Stored data:
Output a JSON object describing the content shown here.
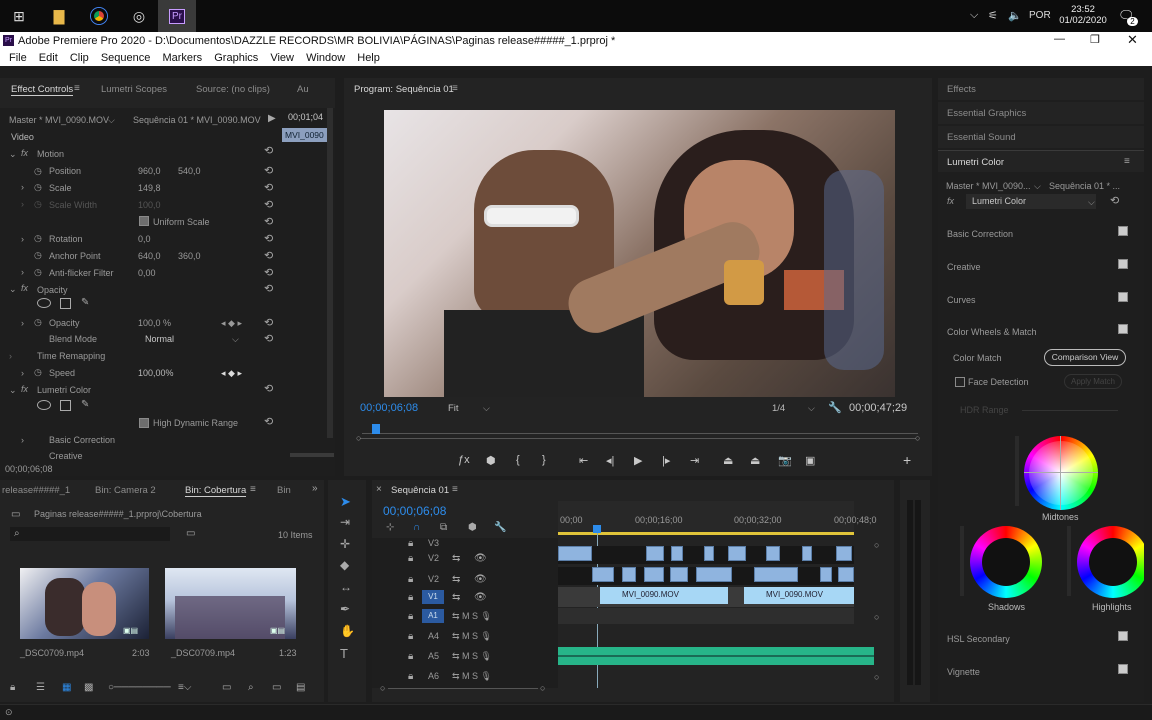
{
  "taskbar": {
    "time": "23:52",
    "date": "01/02/2020",
    "lang": "POR",
    "notif_count": "2"
  },
  "window": {
    "title": "Adobe Premiere Pro 2020 - D:\\Documentos\\DAZZLE RECORDS\\MR BOLIVIA\\PÁGINAS\\Paginas release#####_1.prproj *",
    "app_icon": "Pr"
  },
  "menu": [
    "File",
    "Edit",
    "Clip",
    "Sequence",
    "Markers",
    "Graphics",
    "View",
    "Window",
    "Help"
  ],
  "effect_controls": {
    "tabs": [
      "Effect Controls",
      "Lumetri Scopes",
      "Source: (no clips)",
      "Au"
    ],
    "master": "Master * MVI_0090.MOV",
    "sequence": "Sequência 01 * MVI_0090.MOV",
    "timecode_top": "00;01;04",
    "clip_label": "MVI_0090",
    "video_label": "Video",
    "motion": "Motion",
    "position_label": "Position",
    "position_x": "960,0",
    "position_y": "540,0",
    "scale_label": "Scale",
    "scale": "149,8",
    "scale_width_label": "Scale Width",
    "scale_width": "100,0",
    "uniform_scale": "Uniform Scale",
    "rotation_label": "Rotation",
    "rotation": "0,0",
    "anchor_label": "Anchor Point",
    "anchor_x": "640,0",
    "anchor_y": "360,0",
    "antiflicker_label": "Anti-flicker Filter",
    "antiflicker": "0,00",
    "opacity_section": "Opacity",
    "opacity_label": "Opacity",
    "opacity": "100,0 %",
    "blend_label": "Blend Mode",
    "blend": "Normal",
    "time_remap": "Time Remapping",
    "speed_label": "Speed",
    "speed": "100,00%",
    "lumetri": "Lumetri Color",
    "hdr": "High Dynamic Range",
    "basic_correction": "Basic Correction",
    "creative": "Creative",
    "bottom_time": "00;00;06;08"
  },
  "program": {
    "tab": "Program: Sequência 01",
    "timecode": "00;00;06;08",
    "fit": "Fit",
    "quality": "1/4",
    "duration": "00;00;47;29"
  },
  "project": {
    "tabs": [
      "release#####_1",
      "Bin: Camera 2",
      "Bin: Cobertura",
      "Bin"
    ],
    "path": "Paginas release#####_1.prproj\\Cobertura",
    "items_count": "10 Items",
    "clips": [
      {
        "name": "_DSC0709.mp4",
        "duration": "2:03"
      },
      {
        "name": "_DSC0709.mp4",
        "duration": "1:23"
      }
    ]
  },
  "timeline": {
    "tab": "Sequência 01",
    "timecode": "00;00;06;08",
    "ruler": [
      "00;00",
      "00;00;16;00",
      "00;00;32;00",
      "00;00;48;0"
    ],
    "tracks": [
      "V3",
      "V2",
      "V1",
      "A1",
      "A4",
      "A5",
      "A6"
    ],
    "clip_label": "MVI_0090.MOV"
  },
  "right_panel": {
    "tabs": [
      "Effects",
      "Essential Graphics",
      "Essential Sound"
    ],
    "lumetri_title": "Lumetri Color",
    "master": "Master * MVI_0090...",
    "sequence": "Sequência 01 * ...",
    "fx": "Lumetri Color",
    "sections": [
      "Basic Correction",
      "Creative",
      "Curves",
      "Color Wheels & Match"
    ],
    "color_match": "Color Match",
    "comparison_view": "Comparison View",
    "face_detection": "Face Detection",
    "apply_match": "Apply Match",
    "hdr_range": "HDR Range",
    "midtones": "Midtones",
    "shadows": "Shadows",
    "highlights": "Highlights",
    "hsl": "HSL Secondary",
    "vignette": "Vignette"
  }
}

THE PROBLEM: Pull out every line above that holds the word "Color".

TASK SOLUTION:
    "lumetri": "Lumetri Color",
    "lumetri_title": "Lumetri Color",
    "fx": "Lumetri Color",
      "Color Wheels & Match"
    "color_match": "Color Match",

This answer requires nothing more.